• [Data to use]:
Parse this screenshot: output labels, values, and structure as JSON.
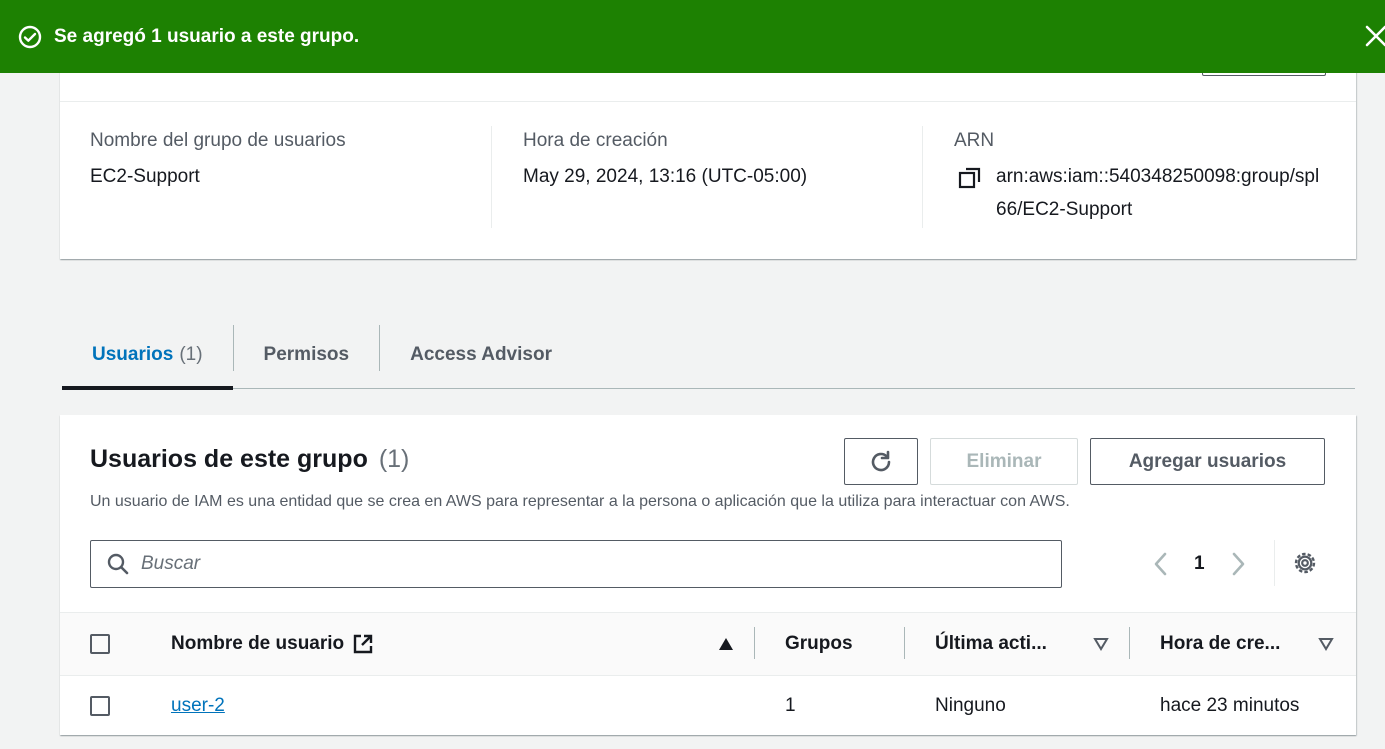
{
  "flash": {
    "message": "Se agregó 1 usuario a este grupo.",
    "color": "#1d8102"
  },
  "summary": {
    "name_label": "Nombre del grupo de usuarios",
    "name_value": "EC2-Support",
    "created_label": "Hora de creación",
    "created_value": "May 29, 2024, 13:16 (UTC-05:00)",
    "arn_label": "ARN",
    "arn_value": "arn:aws:iam::540348250098:group/spl66/EC2-Support"
  },
  "tabs": [
    {
      "label": "Usuarios",
      "count": "(1)",
      "active": true
    },
    {
      "label": "Permisos",
      "active": false
    },
    {
      "label": "Access Advisor",
      "active": false
    }
  ],
  "users_panel": {
    "title": "Usuarios de este grupo",
    "count": "(1)",
    "description": "Un usuario de IAM es una entidad que se crea en AWS para representar a la persona o aplicación que la utiliza para interactuar con AWS.",
    "delete_label": "Eliminar",
    "add_label": "Agregar usuarios",
    "search_placeholder": "Buscar",
    "page": "1",
    "columns": [
      "Nombre de usuario",
      "Grupos",
      "Última acti...",
      "Hora de cre..."
    ],
    "rows": [
      {
        "user": "user-2",
        "groups": "1",
        "last_activity": "Ninguno",
        "created": "hace 23 minutos"
      }
    ]
  },
  "colors": {
    "accent": "#0073bb",
    "success": "#1d8102",
    "text": "#16191f",
    "muted": "#545b64"
  }
}
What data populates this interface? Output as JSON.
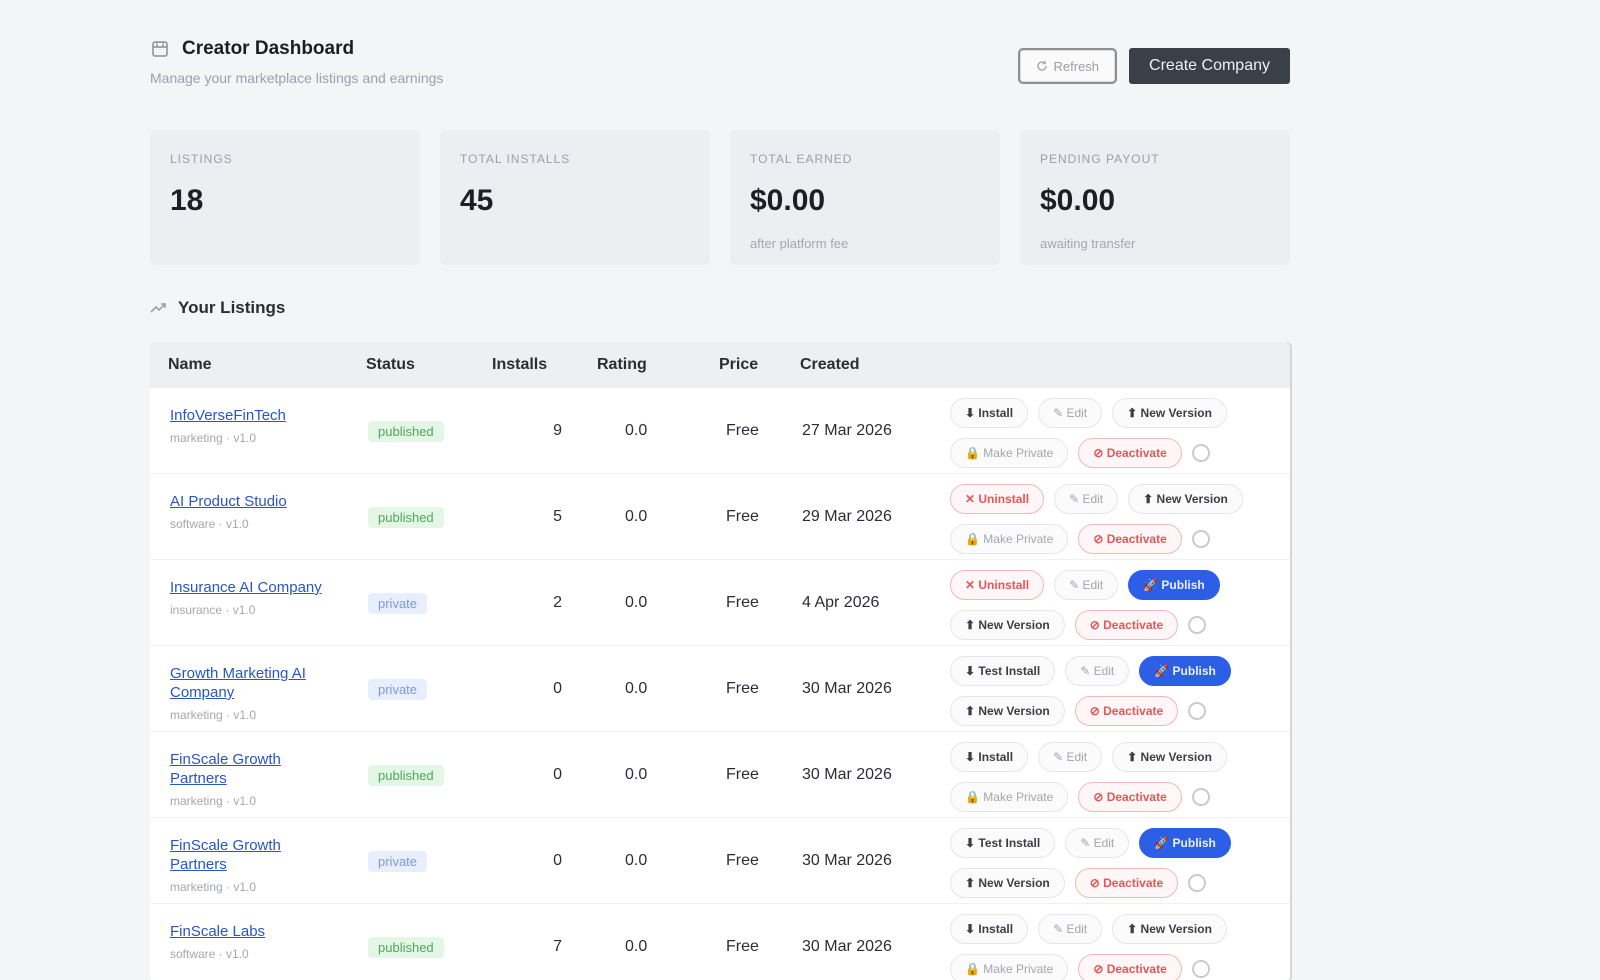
{
  "header": {
    "title": "Creator Dashboard",
    "subtitle": "Manage your marketplace listings and earnings",
    "refresh_label": "Refresh",
    "create_label": "Create Company"
  },
  "stats": [
    {
      "label": "LISTINGS",
      "value": "18",
      "note": ""
    },
    {
      "label": "TOTAL INSTALLS",
      "value": "45",
      "note": ""
    },
    {
      "label": "TOTAL EARNED",
      "value": "$0.00",
      "note": "after platform fee"
    },
    {
      "label": "PENDING PAYOUT",
      "value": "$0.00",
      "note": "awaiting transfer"
    }
  ],
  "section_title": "Your Listings",
  "table": {
    "columns": [
      "Name",
      "Status",
      "Installs",
      "Rating",
      "Price",
      "Created"
    ],
    "rows": [
      {
        "name": "InfoVerseFinTech",
        "meta": "marketing · v1.0",
        "status": "published",
        "installs": "9",
        "rating": "0.0",
        "price": "Free",
        "created": "27 Mar 2026",
        "actions": [
          [
            "⬇ Install",
            "✎ Edit",
            "⬆ New Version"
          ],
          [
            "🔒 Make Private",
            "⊘ Deactivate"
          ]
        ]
      },
      {
        "name": "AI Product Studio",
        "meta": "software · v1.0",
        "status": "published",
        "installs": "5",
        "rating": "0.0",
        "price": "Free",
        "created": "29 Mar 2026",
        "actions": [
          [
            "✕ Uninstall",
            "✎ Edit",
            "⬆ New Version"
          ],
          [
            "🔒 Make Private",
            "⊘ Deactivate"
          ]
        ]
      },
      {
        "name": "Insurance AI Company",
        "meta": "insurance · v1.0",
        "status": "private",
        "installs": "2",
        "rating": "0.0",
        "price": "Free",
        "created": "4 Apr 2026",
        "actions": [
          [
            "✕ Uninstall",
            "✎ Edit",
            "🚀 Publish"
          ],
          [
            "⬆ New Version",
            "⊘ Deactivate"
          ]
        ]
      },
      {
        "name": "Growth Marketing AI Company",
        "meta": "marketing · v1.0",
        "status": "private",
        "installs": "0",
        "rating": "0.0",
        "price": "Free",
        "created": "30 Mar 2026",
        "actions": [
          [
            "⬇ Test Install",
            "✎ Edit",
            "🚀 Publish"
          ],
          [
            "⬆ New Version",
            "⊘ Deactivate"
          ]
        ]
      },
      {
        "name": "FinScale Growth Partners",
        "meta": "marketing · v1.0",
        "status": "published",
        "installs": "0",
        "rating": "0.0",
        "price": "Free",
        "created": "30 Mar 2026",
        "actions": [
          [
            "⬇ Install",
            "✎ Edit",
            "⬆ New Version"
          ],
          [
            "🔒 Make Private",
            "⊘ Deactivate"
          ]
        ]
      },
      {
        "name": "FinScale Growth Partners",
        "meta": "marketing · v1.0",
        "status": "private",
        "installs": "0",
        "rating": "0.0",
        "price": "Free",
        "created": "30 Mar 2026",
        "actions": [
          [
            "⬇ Test Install",
            "✎ Edit",
            "🚀 Publish"
          ],
          [
            "⬆ New Version",
            "⊘ Deactivate"
          ]
        ]
      },
      {
        "name": "FinScale Labs",
        "meta": "software · v1.0",
        "status": "published",
        "installs": "7",
        "rating": "0.0",
        "price": "Free",
        "created": "30 Mar 2026",
        "actions": [
          [
            "⬇ Install",
            "✎ Edit",
            "⬆ New Version"
          ],
          [
            "🔒 Make Private",
            "⊘ Deactivate"
          ]
        ]
      }
    ]
  }
}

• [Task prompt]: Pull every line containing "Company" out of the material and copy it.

• [Response area]:
    "create_label": "Create Company"
        "name": "Insurance AI Company",
        "name": "Growth Marketing AI Company",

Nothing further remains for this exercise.